(Interface dataset entries)
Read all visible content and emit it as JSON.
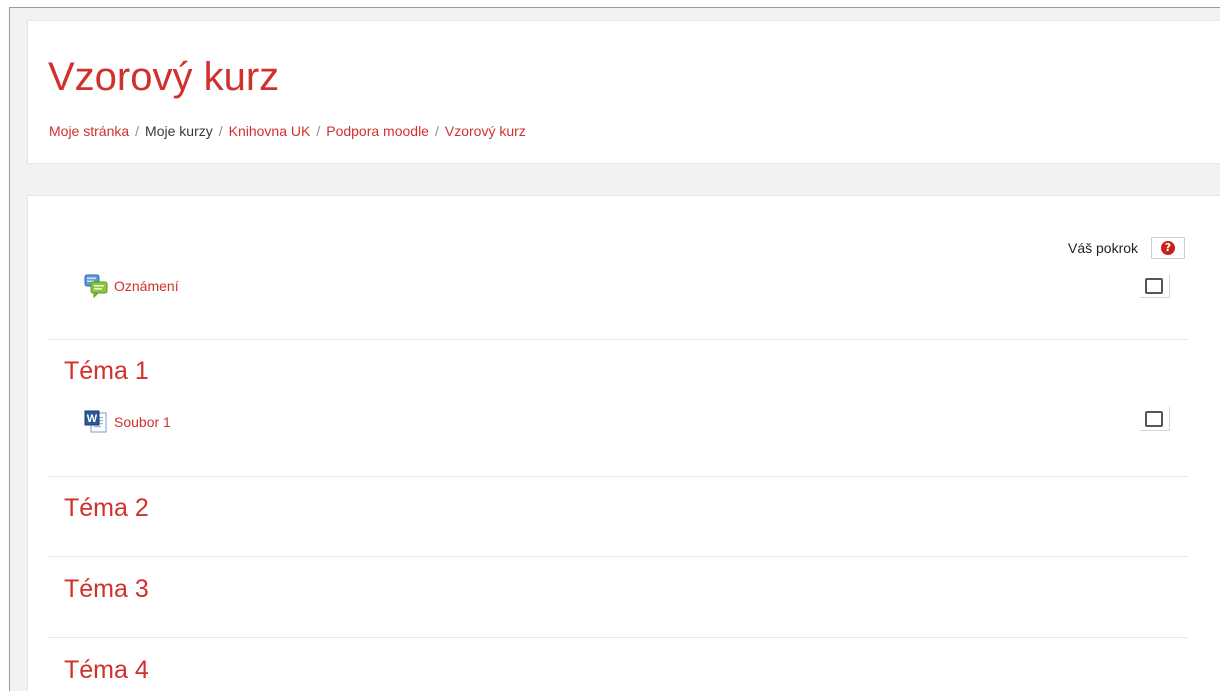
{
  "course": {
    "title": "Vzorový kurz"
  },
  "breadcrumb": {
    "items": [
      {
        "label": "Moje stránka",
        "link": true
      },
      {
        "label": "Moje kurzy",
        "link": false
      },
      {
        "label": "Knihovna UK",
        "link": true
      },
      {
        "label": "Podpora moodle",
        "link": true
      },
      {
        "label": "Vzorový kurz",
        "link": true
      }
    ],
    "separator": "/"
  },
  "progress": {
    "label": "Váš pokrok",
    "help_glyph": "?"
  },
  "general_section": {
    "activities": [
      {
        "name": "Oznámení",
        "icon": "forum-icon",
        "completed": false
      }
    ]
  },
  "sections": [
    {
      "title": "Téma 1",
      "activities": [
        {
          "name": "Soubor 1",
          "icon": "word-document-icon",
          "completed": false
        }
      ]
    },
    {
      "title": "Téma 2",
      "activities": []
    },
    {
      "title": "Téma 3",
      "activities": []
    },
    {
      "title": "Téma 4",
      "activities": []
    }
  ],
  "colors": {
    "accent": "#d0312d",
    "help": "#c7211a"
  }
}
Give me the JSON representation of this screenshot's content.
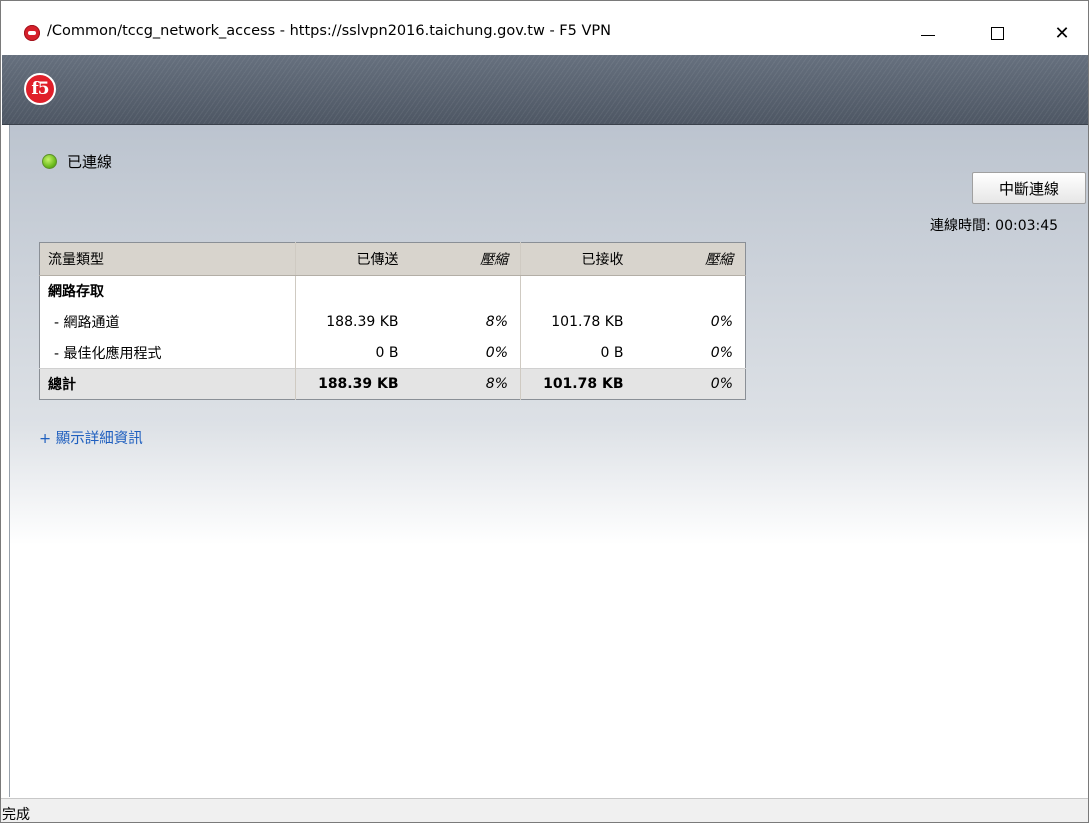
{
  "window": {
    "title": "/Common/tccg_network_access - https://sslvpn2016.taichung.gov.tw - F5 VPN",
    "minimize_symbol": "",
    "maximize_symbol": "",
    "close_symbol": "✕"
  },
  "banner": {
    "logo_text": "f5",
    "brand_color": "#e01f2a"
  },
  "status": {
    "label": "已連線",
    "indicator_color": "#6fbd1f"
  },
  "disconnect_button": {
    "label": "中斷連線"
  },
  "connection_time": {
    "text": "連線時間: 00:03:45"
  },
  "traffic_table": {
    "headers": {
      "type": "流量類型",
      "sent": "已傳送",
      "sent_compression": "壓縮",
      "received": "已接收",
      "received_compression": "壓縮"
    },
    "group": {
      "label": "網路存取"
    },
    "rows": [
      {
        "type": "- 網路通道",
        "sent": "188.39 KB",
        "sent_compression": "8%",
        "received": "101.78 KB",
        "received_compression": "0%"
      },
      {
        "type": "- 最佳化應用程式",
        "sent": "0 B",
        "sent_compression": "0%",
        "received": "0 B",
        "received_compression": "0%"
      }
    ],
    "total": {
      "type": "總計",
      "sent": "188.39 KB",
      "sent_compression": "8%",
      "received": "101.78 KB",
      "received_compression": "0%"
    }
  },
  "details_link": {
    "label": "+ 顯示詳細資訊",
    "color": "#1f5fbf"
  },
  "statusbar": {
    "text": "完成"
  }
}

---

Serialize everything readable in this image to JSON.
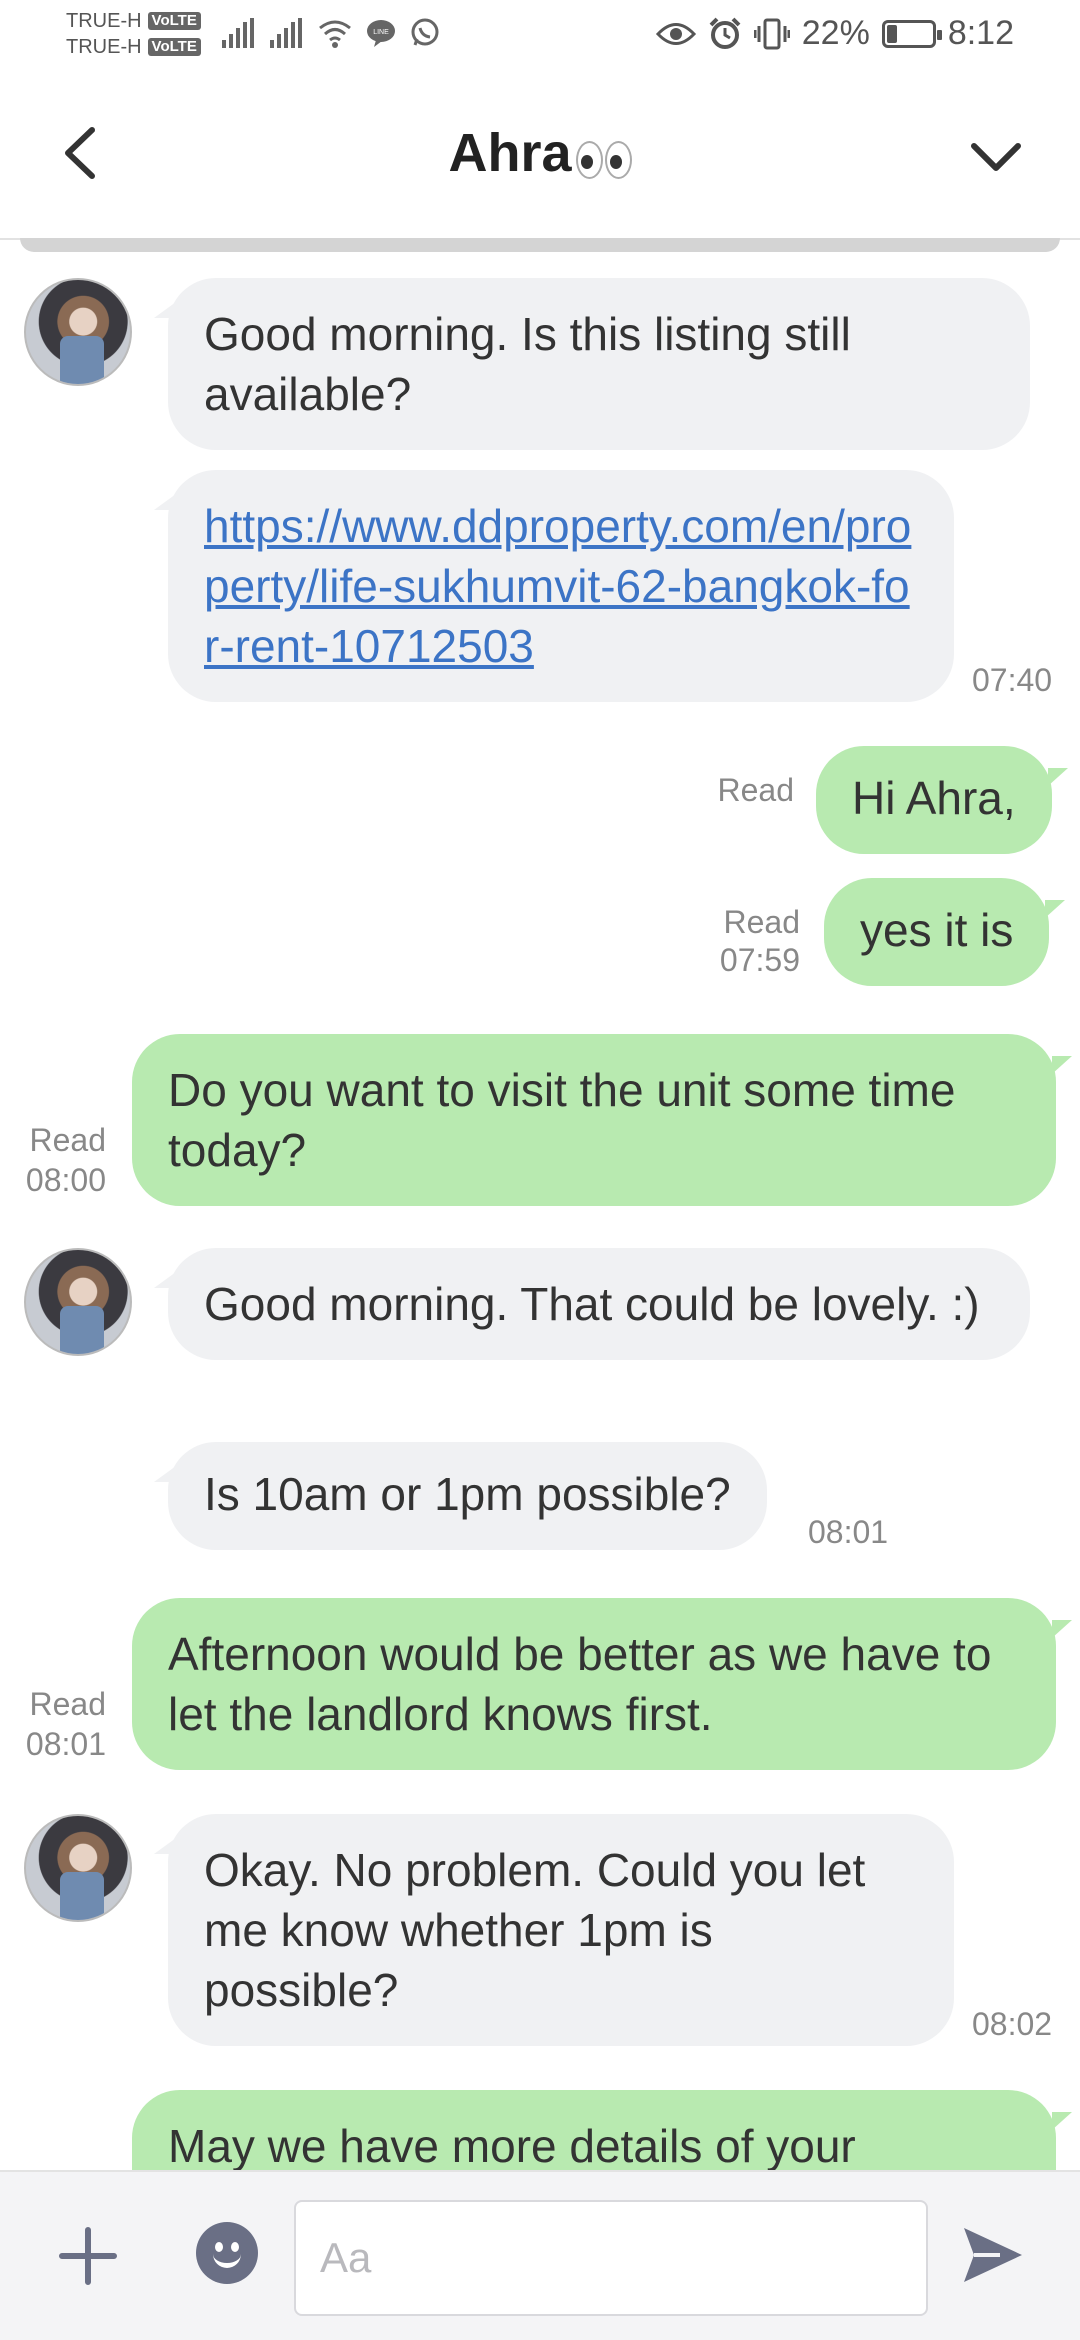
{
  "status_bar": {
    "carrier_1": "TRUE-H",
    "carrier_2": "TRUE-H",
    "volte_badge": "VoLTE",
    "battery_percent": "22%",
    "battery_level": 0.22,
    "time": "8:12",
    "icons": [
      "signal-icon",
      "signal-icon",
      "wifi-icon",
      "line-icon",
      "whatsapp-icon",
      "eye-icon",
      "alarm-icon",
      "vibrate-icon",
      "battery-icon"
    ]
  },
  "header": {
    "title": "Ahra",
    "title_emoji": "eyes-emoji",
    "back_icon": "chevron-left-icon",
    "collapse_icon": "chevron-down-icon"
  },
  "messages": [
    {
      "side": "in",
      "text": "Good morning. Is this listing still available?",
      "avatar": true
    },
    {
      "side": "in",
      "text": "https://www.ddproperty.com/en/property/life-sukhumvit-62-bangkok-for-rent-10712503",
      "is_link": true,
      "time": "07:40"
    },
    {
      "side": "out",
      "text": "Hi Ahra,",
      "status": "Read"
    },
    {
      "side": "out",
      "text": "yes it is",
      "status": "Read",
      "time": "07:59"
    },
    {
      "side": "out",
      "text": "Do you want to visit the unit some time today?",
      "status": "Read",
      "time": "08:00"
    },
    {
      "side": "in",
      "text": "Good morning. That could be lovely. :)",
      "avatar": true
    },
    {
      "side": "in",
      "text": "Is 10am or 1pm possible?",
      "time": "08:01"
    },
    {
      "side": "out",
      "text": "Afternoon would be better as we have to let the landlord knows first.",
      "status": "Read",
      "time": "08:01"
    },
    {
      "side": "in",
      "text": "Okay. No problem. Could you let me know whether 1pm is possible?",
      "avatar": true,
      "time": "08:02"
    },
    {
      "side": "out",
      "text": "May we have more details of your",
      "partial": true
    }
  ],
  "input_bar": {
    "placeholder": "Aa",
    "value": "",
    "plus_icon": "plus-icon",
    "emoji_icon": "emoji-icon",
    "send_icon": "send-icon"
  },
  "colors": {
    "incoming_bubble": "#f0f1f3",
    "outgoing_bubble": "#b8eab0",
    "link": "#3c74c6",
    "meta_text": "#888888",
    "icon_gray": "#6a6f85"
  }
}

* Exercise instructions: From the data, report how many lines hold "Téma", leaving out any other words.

* Response area: 4